▸ **PROBLEM REQUIREMENTS**
Pull from the data below each line where the word "Vietnam" occurs, and copy it.

▸ **ENTRIES SHOWN**

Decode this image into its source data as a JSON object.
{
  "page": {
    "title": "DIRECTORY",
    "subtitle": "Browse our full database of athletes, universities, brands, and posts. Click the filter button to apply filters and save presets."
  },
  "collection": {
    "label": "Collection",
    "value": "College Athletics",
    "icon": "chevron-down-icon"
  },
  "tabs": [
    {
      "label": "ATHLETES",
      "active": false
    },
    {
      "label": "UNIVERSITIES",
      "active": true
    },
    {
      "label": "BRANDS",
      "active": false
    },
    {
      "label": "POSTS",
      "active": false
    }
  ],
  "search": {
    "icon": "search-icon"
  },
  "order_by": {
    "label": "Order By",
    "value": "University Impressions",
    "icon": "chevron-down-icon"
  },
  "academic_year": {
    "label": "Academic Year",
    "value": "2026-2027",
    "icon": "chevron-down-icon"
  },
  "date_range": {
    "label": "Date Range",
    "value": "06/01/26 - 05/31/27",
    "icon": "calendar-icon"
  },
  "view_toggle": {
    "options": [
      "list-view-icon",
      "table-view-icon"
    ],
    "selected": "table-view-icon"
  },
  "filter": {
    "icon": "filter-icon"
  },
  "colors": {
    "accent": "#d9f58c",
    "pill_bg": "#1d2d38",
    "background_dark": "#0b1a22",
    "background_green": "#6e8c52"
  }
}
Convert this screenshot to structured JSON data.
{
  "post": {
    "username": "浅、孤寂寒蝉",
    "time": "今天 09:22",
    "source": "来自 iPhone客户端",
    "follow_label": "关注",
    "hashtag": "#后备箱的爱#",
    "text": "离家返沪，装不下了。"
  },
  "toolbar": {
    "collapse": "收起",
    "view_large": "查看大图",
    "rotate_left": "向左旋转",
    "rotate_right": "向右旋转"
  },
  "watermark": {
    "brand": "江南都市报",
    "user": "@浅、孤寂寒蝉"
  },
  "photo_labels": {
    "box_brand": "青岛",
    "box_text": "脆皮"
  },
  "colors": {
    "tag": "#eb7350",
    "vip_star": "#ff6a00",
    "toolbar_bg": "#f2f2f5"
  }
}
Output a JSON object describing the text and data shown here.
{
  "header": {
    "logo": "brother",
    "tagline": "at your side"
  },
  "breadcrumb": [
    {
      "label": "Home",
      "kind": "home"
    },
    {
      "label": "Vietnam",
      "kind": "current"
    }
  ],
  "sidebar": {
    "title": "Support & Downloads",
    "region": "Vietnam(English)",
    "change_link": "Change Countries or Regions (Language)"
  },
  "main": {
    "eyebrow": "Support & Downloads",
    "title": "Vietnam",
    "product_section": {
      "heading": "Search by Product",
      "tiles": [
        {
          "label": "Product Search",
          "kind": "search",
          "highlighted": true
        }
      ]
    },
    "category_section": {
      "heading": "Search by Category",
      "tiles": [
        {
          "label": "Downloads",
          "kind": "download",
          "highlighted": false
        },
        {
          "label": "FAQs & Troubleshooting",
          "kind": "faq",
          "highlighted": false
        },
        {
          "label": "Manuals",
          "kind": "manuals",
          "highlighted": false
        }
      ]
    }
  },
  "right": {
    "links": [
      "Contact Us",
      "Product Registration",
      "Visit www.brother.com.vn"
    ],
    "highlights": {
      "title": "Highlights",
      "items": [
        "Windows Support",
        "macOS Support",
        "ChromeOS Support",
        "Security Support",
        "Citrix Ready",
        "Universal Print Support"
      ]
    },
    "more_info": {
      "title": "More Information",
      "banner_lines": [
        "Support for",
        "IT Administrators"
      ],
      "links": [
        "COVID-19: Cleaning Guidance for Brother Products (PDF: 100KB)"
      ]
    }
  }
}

▸ **EXERCISE RESULT**
      "label": "Vietnam",
    "region": "Vietnam(English)",
    "title": "Vietnam",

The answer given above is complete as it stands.